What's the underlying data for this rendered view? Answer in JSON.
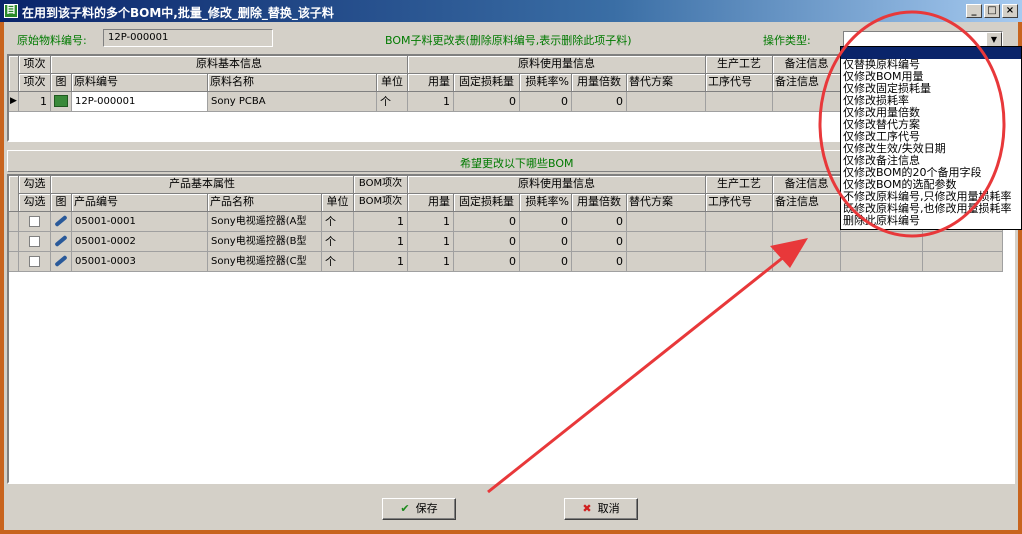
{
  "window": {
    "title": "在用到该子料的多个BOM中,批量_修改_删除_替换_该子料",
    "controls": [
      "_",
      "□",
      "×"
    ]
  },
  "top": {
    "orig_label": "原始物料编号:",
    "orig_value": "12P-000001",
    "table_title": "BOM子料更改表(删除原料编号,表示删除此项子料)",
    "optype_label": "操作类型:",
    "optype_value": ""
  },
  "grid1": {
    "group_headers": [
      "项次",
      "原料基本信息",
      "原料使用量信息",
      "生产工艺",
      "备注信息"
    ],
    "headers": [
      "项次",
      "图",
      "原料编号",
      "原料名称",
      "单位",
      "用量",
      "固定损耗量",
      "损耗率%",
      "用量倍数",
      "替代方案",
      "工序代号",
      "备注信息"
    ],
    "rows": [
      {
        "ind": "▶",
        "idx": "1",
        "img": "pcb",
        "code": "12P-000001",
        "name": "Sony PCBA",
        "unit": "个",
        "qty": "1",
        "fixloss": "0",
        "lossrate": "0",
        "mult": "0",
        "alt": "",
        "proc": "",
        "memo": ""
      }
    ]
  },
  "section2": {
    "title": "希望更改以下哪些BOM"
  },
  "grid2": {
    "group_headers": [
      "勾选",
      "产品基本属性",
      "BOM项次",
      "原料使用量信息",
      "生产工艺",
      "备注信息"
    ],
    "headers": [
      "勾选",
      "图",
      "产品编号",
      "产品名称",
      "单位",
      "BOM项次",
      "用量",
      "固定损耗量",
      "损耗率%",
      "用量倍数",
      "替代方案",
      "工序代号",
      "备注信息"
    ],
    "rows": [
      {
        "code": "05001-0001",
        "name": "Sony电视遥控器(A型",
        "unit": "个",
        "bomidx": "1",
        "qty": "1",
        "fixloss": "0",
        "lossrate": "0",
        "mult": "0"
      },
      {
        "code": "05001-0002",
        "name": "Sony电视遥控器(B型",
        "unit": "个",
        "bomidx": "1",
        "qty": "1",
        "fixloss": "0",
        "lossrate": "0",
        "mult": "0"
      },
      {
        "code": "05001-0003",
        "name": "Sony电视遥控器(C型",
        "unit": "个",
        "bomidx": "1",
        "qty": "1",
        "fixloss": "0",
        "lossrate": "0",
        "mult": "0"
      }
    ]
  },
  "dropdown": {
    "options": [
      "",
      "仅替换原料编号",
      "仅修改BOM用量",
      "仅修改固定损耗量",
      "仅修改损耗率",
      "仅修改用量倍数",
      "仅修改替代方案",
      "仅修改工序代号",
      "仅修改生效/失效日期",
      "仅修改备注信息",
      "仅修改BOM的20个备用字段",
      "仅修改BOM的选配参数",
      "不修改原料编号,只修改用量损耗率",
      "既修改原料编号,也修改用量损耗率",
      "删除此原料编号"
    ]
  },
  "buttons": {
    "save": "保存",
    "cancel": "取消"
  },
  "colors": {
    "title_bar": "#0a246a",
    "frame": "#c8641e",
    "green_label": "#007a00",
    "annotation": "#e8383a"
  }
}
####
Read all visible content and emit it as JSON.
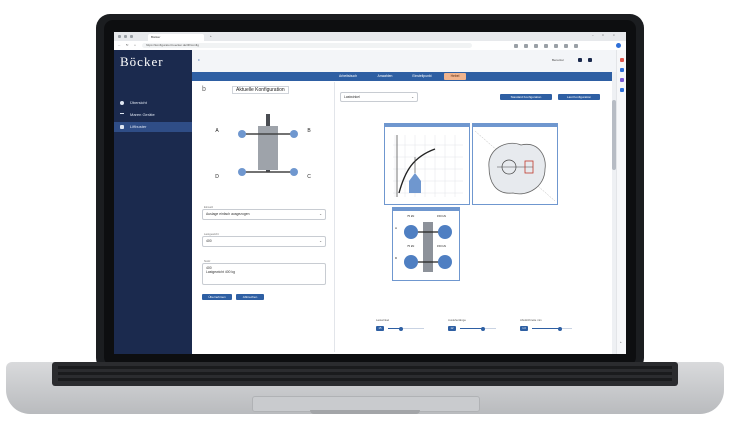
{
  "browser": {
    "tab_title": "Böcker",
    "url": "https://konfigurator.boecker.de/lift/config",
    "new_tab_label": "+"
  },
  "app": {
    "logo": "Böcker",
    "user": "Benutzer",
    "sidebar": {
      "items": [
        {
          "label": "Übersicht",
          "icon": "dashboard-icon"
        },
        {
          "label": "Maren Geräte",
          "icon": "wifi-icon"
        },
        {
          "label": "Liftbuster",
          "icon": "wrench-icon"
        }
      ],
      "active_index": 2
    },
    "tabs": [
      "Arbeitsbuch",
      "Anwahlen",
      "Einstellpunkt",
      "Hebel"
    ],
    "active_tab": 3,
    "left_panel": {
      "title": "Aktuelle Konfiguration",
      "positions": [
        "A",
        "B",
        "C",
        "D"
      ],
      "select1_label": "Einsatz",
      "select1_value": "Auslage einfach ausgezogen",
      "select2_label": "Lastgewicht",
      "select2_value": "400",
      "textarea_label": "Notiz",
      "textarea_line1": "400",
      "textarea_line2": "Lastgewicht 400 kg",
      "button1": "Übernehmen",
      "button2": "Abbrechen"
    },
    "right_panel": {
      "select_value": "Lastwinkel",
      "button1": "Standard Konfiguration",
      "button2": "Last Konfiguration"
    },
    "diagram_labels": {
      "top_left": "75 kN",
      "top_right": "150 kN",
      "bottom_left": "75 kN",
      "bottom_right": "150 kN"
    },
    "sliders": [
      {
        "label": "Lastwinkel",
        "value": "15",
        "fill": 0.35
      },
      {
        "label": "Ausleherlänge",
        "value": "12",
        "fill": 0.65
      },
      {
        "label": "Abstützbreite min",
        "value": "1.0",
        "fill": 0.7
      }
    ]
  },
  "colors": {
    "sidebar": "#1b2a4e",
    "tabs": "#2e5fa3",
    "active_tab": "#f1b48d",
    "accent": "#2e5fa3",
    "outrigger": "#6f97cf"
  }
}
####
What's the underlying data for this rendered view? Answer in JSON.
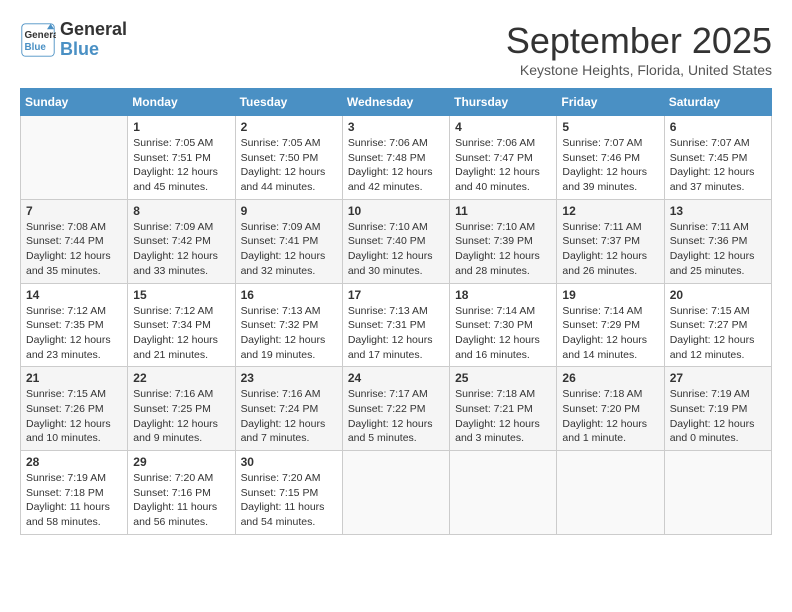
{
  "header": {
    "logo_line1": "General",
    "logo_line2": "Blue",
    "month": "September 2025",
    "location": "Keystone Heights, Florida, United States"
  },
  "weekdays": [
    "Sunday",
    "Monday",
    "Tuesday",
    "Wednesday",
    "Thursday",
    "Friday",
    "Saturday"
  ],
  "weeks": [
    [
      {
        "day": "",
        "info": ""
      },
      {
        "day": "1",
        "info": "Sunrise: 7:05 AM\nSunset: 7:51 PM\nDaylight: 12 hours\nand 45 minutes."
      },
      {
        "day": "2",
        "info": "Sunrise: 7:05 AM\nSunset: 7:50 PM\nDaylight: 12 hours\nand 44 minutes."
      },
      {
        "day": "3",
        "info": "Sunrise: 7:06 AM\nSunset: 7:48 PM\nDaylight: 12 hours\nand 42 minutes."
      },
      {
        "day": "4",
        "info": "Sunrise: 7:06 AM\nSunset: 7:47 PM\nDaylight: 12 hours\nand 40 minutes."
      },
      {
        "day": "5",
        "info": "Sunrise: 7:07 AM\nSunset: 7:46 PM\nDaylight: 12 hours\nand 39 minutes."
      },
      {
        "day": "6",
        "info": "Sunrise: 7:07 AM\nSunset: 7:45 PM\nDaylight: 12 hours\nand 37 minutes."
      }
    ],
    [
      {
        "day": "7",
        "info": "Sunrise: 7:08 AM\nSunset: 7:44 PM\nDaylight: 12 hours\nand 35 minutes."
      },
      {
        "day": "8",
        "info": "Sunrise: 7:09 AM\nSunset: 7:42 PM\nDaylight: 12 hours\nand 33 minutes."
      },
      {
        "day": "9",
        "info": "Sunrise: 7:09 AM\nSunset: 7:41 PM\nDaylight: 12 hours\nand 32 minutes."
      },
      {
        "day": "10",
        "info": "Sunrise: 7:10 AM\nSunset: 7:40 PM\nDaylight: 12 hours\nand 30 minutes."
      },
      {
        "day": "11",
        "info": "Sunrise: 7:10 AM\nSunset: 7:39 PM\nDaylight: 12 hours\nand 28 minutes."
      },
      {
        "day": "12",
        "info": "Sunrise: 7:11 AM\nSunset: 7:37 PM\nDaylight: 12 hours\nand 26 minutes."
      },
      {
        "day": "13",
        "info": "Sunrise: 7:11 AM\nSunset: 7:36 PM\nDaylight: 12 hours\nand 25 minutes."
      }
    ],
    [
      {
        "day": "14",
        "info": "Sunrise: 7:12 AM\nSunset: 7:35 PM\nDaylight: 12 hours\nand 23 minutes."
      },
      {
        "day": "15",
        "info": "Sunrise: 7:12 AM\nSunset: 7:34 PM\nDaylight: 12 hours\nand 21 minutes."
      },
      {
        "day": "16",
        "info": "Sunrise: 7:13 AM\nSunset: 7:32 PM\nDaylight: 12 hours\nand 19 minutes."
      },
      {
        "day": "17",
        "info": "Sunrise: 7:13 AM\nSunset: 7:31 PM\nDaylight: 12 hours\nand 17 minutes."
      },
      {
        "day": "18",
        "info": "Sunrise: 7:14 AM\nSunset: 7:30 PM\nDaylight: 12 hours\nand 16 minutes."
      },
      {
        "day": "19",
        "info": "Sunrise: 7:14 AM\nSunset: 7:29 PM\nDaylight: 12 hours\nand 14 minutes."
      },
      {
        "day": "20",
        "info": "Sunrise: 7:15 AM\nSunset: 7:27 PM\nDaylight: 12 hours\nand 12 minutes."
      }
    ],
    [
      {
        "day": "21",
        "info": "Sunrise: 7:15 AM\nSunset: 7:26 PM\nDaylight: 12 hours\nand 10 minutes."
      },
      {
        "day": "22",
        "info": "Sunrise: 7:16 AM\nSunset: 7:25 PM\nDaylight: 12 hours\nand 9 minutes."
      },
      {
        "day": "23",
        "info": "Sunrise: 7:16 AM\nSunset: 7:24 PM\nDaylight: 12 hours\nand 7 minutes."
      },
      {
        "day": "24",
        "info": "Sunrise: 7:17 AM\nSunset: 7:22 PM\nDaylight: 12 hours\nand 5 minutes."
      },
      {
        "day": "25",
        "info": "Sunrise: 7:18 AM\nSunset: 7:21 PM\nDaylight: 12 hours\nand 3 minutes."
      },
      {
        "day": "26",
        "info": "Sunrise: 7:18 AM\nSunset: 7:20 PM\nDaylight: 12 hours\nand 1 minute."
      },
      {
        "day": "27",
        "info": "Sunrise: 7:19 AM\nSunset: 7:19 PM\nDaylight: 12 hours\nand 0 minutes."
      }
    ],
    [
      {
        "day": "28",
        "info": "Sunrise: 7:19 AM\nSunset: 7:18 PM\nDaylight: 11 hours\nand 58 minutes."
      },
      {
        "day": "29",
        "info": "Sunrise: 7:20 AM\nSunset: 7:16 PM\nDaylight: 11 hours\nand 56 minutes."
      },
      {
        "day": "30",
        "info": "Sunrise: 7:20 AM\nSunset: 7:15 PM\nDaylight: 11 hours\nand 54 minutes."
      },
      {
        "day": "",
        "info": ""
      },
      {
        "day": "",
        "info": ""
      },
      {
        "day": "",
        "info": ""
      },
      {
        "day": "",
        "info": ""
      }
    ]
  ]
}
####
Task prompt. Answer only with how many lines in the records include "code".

Response to the task. 4